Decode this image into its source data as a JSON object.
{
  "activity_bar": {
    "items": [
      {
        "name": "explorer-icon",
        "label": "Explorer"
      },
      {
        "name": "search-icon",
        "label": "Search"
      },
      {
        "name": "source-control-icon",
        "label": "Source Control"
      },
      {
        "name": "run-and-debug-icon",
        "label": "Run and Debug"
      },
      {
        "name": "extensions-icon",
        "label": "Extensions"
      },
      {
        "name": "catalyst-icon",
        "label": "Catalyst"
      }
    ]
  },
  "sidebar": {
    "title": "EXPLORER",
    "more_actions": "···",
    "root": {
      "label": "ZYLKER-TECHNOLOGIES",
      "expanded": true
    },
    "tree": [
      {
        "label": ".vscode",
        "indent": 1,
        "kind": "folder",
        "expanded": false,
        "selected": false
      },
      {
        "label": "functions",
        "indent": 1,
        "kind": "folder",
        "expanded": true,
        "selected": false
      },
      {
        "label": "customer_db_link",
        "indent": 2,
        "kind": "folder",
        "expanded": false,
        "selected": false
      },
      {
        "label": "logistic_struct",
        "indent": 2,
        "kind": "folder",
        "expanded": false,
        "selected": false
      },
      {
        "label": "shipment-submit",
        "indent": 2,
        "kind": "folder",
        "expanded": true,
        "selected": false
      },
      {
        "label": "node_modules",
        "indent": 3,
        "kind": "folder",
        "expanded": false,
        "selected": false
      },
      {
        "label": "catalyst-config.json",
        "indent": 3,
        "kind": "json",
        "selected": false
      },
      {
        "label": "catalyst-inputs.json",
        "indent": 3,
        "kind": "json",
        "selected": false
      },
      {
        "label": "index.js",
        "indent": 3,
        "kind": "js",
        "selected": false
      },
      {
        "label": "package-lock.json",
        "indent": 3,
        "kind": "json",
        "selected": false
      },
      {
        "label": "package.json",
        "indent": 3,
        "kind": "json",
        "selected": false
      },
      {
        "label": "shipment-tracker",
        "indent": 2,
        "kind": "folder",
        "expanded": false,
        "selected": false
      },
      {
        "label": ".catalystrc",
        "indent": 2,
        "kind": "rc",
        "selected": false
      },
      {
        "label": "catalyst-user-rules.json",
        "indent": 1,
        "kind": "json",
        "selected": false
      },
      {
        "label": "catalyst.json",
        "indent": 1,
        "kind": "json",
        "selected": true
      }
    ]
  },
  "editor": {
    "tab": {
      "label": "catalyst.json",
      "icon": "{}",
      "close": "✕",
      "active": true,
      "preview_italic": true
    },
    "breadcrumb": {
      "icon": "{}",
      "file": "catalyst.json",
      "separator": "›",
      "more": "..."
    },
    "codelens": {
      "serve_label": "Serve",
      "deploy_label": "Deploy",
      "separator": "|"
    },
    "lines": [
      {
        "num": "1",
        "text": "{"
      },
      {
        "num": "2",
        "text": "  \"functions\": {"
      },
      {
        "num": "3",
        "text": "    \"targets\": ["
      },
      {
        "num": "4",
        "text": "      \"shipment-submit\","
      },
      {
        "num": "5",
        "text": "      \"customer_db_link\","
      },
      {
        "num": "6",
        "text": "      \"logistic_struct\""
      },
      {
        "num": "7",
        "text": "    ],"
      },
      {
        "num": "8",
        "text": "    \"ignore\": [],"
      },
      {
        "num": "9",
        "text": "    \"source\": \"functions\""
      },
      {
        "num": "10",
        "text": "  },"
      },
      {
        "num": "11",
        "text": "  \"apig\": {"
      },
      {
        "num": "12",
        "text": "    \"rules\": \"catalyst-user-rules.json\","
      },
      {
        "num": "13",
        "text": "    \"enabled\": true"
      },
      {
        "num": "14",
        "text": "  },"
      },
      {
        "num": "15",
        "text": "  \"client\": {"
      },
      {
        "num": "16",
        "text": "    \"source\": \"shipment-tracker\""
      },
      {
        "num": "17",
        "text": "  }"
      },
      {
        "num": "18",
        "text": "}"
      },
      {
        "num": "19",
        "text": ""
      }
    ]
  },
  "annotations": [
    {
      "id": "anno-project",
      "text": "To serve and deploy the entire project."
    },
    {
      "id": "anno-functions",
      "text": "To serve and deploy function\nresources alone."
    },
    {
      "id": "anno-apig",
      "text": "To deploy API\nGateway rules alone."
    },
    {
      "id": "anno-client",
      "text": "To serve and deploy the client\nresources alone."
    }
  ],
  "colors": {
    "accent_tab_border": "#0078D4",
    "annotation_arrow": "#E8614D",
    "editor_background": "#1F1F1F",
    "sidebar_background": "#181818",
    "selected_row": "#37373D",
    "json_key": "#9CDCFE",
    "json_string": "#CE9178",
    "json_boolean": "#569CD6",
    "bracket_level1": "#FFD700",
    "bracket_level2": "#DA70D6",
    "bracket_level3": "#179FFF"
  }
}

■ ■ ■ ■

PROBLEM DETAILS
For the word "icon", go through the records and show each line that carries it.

SOLUTION
        "name": "explorer-icon",
        "name": "search-icon",
        "name": "source-control-icon",
        "name": "run-and-debug-icon",
        "name": "extensions-icon",
        "name": "catalyst-icon",
      "icon": "{}",
      "icon": "{}",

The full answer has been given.